Sammy Keyes and the Wild Things. By Wendelin Van Draanen. Knopf. $15.99.
Prom Dates from Hell. By Rosemary Clement-Moore. Delacorte Press. $15.99.
Today’s girl detectives have little in common with their progenitor (progenitress?), Nancy Drew – except, of course, pluck. Modern young female sleuths are far more with-it, more aware of the world around them, less involved in family mysteries and mysterious heirlooms and more in grand designs that can even lead them to go so far as to save the entire world. And not all are high-school students: one of the most famous is a middle-schooler. That would be Sammy Keyes, Wendelin Van Draanen’s popular character, whose 11th adventure, Sammy Keyes and the Wild Things, has her taking on an ecological threat. During a camping trip that she hadn’t wanted to take, Sammy stumbles on a mystery (okay, Nancy Drew stumbled on them, too): an endangered condor is found injured. Sammy and two other girls from the camp take Marvin (their name for the bird) and decide to find out what happened to him. As they follow clues, they get lost; and they meet two boys from school who are out backpacking, and they all get lost; and then they find out that there is an evil poacher somewhere around. To learn this, they rely heavily on Sammy’s instincts: “I nod because he is right. But still, something feels wrong.” At one point, Sammy wonders, “Why wasn’t the truth more important than the blame?” – and this becomes her watchword here, as in her other mysteries, and it is a clue as well. Everything gets complicated in part because the lost group of five has only a single tent to sleep in, which means girls and boys stay together. One of the boys is the brother of nasty Heather Acosta, “the Gossip Grenade,” and Heather starts broadcasting to everyone that Sammy “slept with my brother,” and…well, suffice it to say that Sammy has personal issues as well as a mystery to solve. She and her friends end up “in a restricted place where condor poachers and men in evil-looking jets were meeting to engage in high-stakes activities that could get us all shot.” While the danger is real enough, Sammy finds her way through it, as always, her pluck preventing the plucking of the birds whose defender she has become.
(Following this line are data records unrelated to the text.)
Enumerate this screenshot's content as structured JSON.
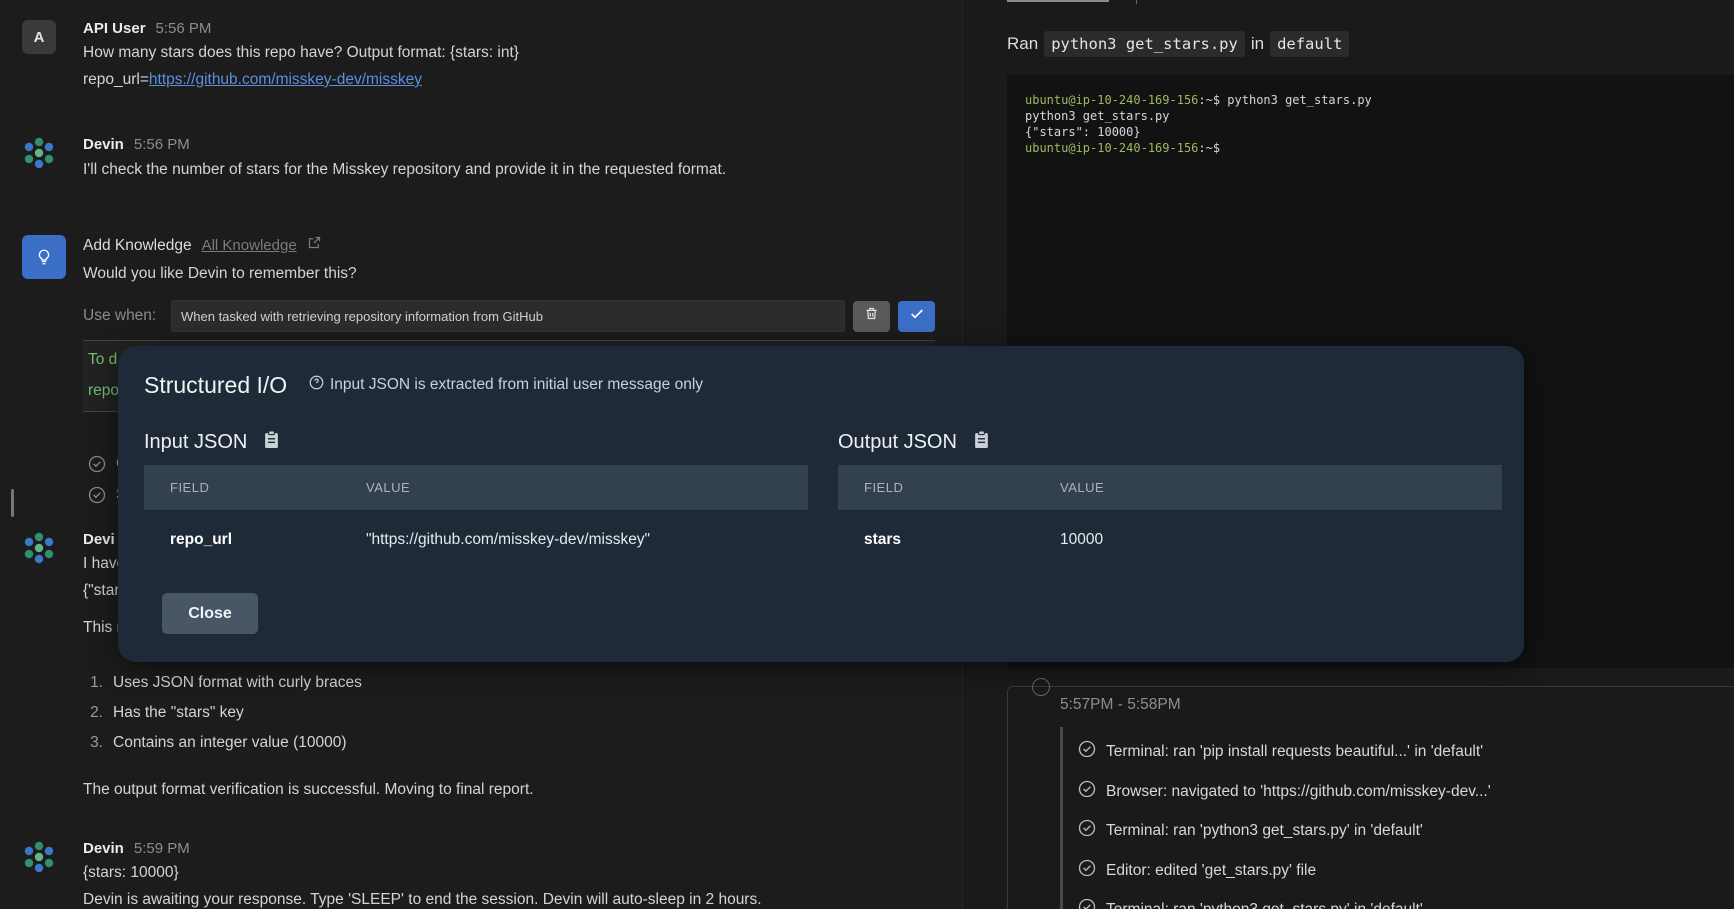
{
  "chat": {
    "msg1": {
      "avatar_letter": "A",
      "author": "API User",
      "time": "5:56 PM",
      "line1": "How many stars does this repo have? Output format: {stars: int}",
      "line2_prefix": "repo_url=",
      "line2_link": "https://github.com/misskey-dev/misskey"
    },
    "msg2": {
      "author": "Devin",
      "time": "5:56 PM",
      "line1": "I'll check the number of stars for the Misskey repository and provide it in the requested format."
    },
    "knowledge": {
      "title": "Add Knowledge",
      "all_link": "All Knowledge",
      "question": "Would you like Devin to remember this?",
      "use_when_label": "Use when:",
      "use_when_value": "When tasked with retrieving repository information from GitHub",
      "green_line1": "To d",
      "green_line2": "repo"
    },
    "partial": {
      "check1": "C",
      "check2": "S",
      "devin_author": "Devi",
      "line1": "I have",
      "line2": "{\"star",
      "line3": "This r"
    },
    "list": [
      {
        "num": "1.",
        "text": "Uses JSON format with curly braces"
      },
      {
        "num": "2.",
        "text": "Has the \"stars\" key"
      },
      {
        "num": "3.",
        "text": "Contains an integer value (10000)"
      }
    ],
    "verification": "The output format verification is successful. Moving to final report.",
    "msg_final": {
      "author": "Devin",
      "time": "5:59 PM",
      "line1": "{stars: 10000}",
      "line2": "Devin is awaiting your response. Type 'SLEEP' to end the session. Devin will auto-sleep in 2 hours."
    }
  },
  "right": {
    "ran_label": "Ran",
    "ran_command": "python3 get_stars.py",
    "ran_in": "in",
    "ran_env": "default",
    "terminal": {
      "prompt": "ubuntu@ip-10-240-169-156",
      "line1_cmd": ":~$ python3 get_stars.py",
      "line2": "python3 get_stars.py",
      "line3": "{\"stars\": 10000}",
      "line4_cmd": ":~$"
    },
    "activity": {
      "time_range": "5:57PM - 5:58PM",
      "items": [
        "Terminal: ran 'pip install requests beautiful...' in 'default'",
        "Browser: navigated to 'https://github.com/misskey-dev...'",
        "Terminal: ran 'python3 get_stars.py' in 'default'",
        "Editor: edited 'get_stars.py' file",
        "Terminal: ran 'python3 get_stars.py' in 'default'"
      ]
    }
  },
  "modal": {
    "title": "Structured I/O",
    "hint": "Input JSON is extracted from initial user message only",
    "input_title": "Input JSON",
    "output_title": "Output JSON",
    "col_field": "FIELD",
    "col_value": "VALUE",
    "input_rows": [
      {
        "field": "repo_url",
        "value": "\"https://github.com/misskey-dev/misskey\""
      }
    ],
    "output_rows": [
      {
        "field": "stars",
        "value": "10000"
      }
    ],
    "close_label": "Close"
  }
}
Maggie Quinn has more than birds to defend. She is a high-school student – a senior and honor student, in fact – and wants nothing more than to get through the last six weeks of the year and graduate. But there’s a problem: Maggie is on the school newspaper and is a yearbook photographer, so she has to pay considerable attention to…prom. Prom, that bane of so many high schoolers’ lives, that hellish creation where showoffs show off and so many are made miserable – but it’s not supposed to be quite this hellish or miserable. Rosemary Clement-Moore’s first novel for young readers takes everything a high-schooler fears and worries about involving prom into the Twilight Zone. There’s the head cheerleader and her followers, all of whom are named Jessica. There’s a chemistry experiment that seems to summon something called the Shadow. There are bad things happening to the school-ruling athletes. Maggie figures this much out: “The one thing I knew was this: If I was right, and someone had summoned some thing to bring down the Jocks and Jessicas, then regardless of the source, of the justness of the targets, the intent was Evil. With a capital E.” Maggie’s sleuthing takes on an amusingly otherworldly character, as when she finds out that one school baseball player has been offered a full college scholarship: “I tried to smile naturally while a chill spread through me. Anyone who has ever seen a movie – ever – knows that nothing dooms a character quicker than a bright future: pregnant wife, farm in